◆ **Provided entries**:
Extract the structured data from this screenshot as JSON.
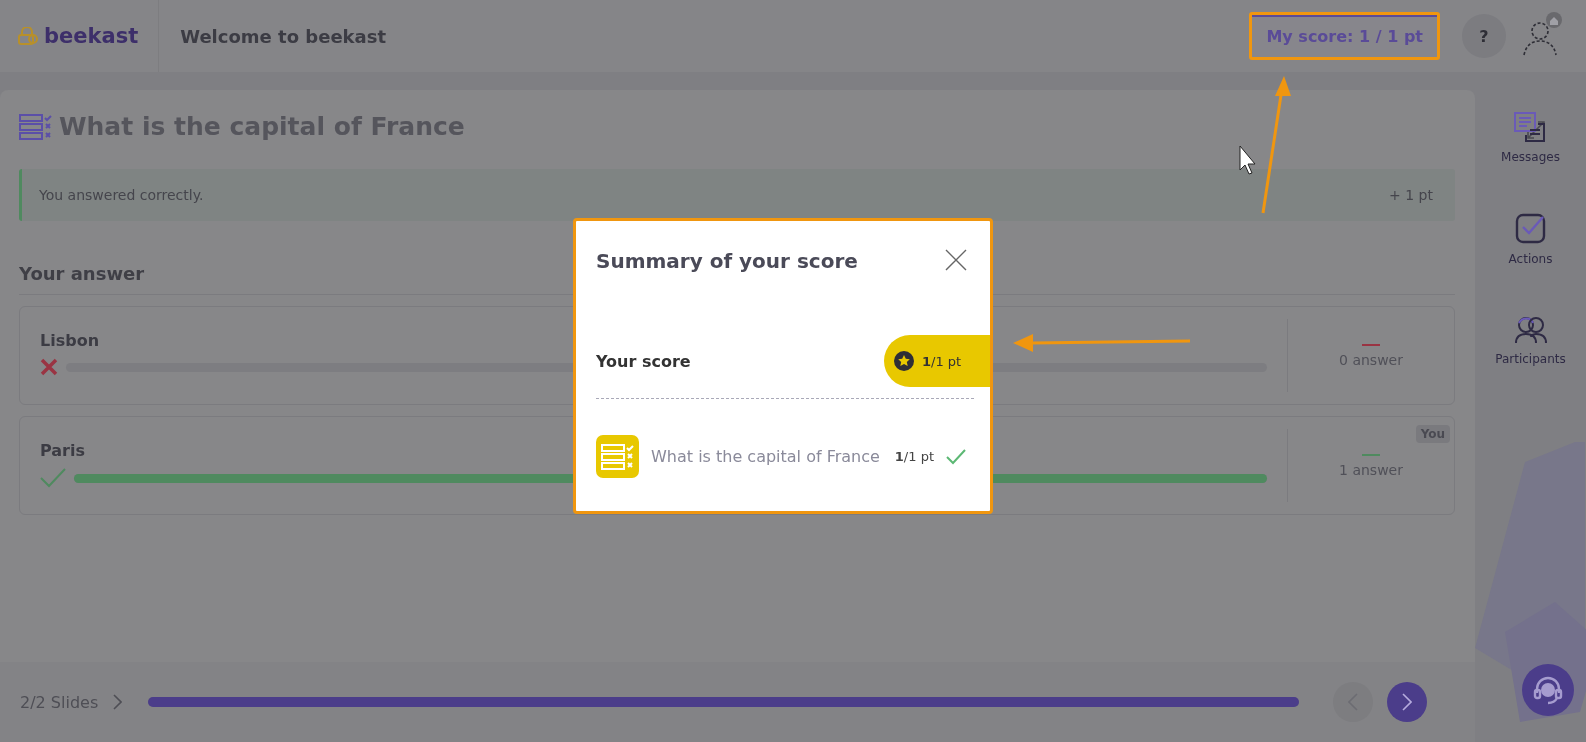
{
  "header": {
    "logo": "beekast",
    "title": "Welcome to beekast",
    "score_button": "My score: 1 / 1 pt",
    "help_button": "?"
  },
  "question": {
    "title": "What is the capital of France",
    "feedback": {
      "message": "You answered correctly.",
      "points": "+ 1 pt"
    },
    "answers_heading": "Your answer",
    "answers": [
      {
        "label": "Lisbon",
        "correct": false,
        "level": 0,
        "count": "0 answer"
      },
      {
        "label": "Paris",
        "correct": true,
        "level": 1,
        "count": "1 answer",
        "badge": "You"
      }
    ]
  },
  "sidebar": {
    "items": [
      {
        "label": "Messages",
        "kind": "messages"
      },
      {
        "label": "Actions",
        "kind": "actions"
      },
      {
        "label": "Participants",
        "kind": "participants"
      }
    ]
  },
  "footer": {
    "slides": "2/2 Slides",
    "level": 1
  },
  "modal": {
    "title": "Summary of your score",
    "score_label": "Your score",
    "score": "**1**/1 pt",
    "items": [
      {
        "title": "What is the capital of France",
        "score": "**1**/1 pt",
        "correct": true
      }
    ]
  }
}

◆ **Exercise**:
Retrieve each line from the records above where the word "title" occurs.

◆ **Solution**:
    "title": "Welcome to beekast",
    "title": "What is the capital of France",
    "title": "Summary of your score",
        "title": "What is the capital of France",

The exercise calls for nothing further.